Maternal adult characteristics do not predict stillbirth, early neonatal death
University of Illinois Chicago researchers studying birth outcomes in marmoset monkeys found there were no adult maternal characteristics like age or weight gain during pregnancy to predict stillbirth or early neonatal death, but that a mother's birth weight or litter size were associated with early neonatal death.
"Our findings of early life contributions to adult pregnancy outcomes in the common marmoset disrupt mother-blaming narratives of pregnancy outcomes in humans," the paper states.
Julienne Rutherford, associate professor at UIC's School of Nursing, is lead author of "Womb to Womb: Maternal litter size and birth weight but not adult characteristics predict early neonatal death of offspring in the common marmoset monkey" published in the journal PLOS ONE.
Marmosets are primates who naturally produce twins, triplets and quadruplets in litters, which allow researchers to look at how different prenatal environments influence female reproductive biology. Earlier research by Rutherford and colleagues suggests that for marmoset triplets, in utero fetal life is more crowded and competitive, and they sought to find out if those factors influence pregnancy success in adulthood, a concept Rutherford calls womb-to-womb.
Rutherford and colleagues explored whether pregnancy outcomes were predicted independently by maternal adult weight versus maternal litter size and birth weight in marmoset monkeys. The study also explored whether stillbirth and early neonatal death were differentially predicted by maternal variables.
The study found that female marmosets who were triplet-born or born at lower birth weights had greater rates of infant loss during the first week of life when they became mothers.
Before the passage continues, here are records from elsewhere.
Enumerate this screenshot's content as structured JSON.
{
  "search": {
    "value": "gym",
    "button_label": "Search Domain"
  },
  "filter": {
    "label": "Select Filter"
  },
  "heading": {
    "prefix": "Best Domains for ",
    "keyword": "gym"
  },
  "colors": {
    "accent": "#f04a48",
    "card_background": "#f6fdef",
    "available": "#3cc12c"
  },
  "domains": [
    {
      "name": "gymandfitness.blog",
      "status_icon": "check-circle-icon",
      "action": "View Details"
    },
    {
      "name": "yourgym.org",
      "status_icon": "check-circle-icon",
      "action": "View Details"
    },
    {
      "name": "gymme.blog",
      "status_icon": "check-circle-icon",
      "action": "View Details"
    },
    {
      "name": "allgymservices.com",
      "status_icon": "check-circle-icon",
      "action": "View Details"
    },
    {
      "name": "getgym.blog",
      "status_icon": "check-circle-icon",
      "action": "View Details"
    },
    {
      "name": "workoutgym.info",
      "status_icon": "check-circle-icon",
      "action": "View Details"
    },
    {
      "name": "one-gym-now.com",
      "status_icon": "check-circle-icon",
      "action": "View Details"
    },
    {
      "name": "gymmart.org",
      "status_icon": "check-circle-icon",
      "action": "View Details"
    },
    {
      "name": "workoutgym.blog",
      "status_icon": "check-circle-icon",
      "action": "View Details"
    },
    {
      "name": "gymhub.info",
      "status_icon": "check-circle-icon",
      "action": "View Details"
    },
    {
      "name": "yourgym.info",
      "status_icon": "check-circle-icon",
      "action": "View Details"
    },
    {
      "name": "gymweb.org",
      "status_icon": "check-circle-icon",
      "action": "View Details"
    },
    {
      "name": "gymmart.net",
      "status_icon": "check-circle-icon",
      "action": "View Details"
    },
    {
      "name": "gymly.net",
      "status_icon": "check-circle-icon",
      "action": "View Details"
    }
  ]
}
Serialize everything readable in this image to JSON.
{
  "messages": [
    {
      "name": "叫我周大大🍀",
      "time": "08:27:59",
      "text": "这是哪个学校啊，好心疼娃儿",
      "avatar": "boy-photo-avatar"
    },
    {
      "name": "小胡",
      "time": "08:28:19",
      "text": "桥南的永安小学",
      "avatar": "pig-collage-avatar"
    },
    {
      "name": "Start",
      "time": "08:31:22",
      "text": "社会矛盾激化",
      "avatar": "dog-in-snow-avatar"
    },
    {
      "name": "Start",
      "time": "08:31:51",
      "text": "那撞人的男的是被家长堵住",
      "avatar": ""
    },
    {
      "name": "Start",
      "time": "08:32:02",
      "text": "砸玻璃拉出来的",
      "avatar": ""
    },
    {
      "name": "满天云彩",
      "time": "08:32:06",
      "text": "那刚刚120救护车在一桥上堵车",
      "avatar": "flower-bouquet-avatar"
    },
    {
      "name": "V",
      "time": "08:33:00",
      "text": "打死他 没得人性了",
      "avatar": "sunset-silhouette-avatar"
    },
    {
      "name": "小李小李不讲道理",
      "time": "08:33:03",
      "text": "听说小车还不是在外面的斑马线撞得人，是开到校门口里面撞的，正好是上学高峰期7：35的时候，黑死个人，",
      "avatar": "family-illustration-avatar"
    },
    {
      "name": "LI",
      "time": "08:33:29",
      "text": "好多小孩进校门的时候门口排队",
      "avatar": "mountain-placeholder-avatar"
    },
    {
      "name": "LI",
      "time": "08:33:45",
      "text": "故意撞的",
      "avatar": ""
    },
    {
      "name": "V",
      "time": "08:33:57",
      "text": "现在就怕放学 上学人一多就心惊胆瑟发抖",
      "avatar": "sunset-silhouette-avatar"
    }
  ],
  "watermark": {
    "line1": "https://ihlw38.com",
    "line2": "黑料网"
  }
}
No adult maternal characteristic predicted early infant loss, and no maternal characteristic—whether when she was born or when she was an adult—predicted stillbirth in this study.
The infant marmosets who died during their first week lost significantly more weight compared with infants who survived but otherwise showed no other deficits at birth that would have predicted their deaths.
"Significant weight loss suggests they are not eating and that presents a potential pathway for asking more questions about how a mother's early life development might shape her milk production as an adult and feeding behaviors in her own babies," Rutherford said.
Rutherford said the study's findings suggest that our current approach to understanding perinatal mortality is incomplete. The causes and pathways for stillbirths versus infant death need to be understood independently. And the rigid focus on adult health and lifestyle as risk factors leaves out a huge sphere of experience and impact on pregnancy outcomes, she added.
"So much guilt and shame around pregnancy loss at every time point is in part because of our focus on lifestyle, and the individualist emphasis on personal responsibility complicates our ability to address the problems that are deeper, structural and intergenerational," Rutherford said.
"Millions of pregnancies end in really sad losses for parents, and we are still not great at understanding why that happens," Rutherford said. "Most of the things you would look at to be predictive risks focus on the woman's health history around the time of pregnancy, or race, which is really a reflection of racism. There is a lot of obsession about weight and other kinds of 'lifestyle' decisions, things that fall under individual responsibility. But these risks don't predict all these losses. Neonatal deaths still happen even when people do all the 'right' things."
Rutherford added she hopes this research can contribute to the larger view of health equity.
"What does monkey biology tell us about justice?" Rutherford said. "I see an opportunity in this kind of work to think about reimagining the way we approach human health and human health care that is just and biologically sound."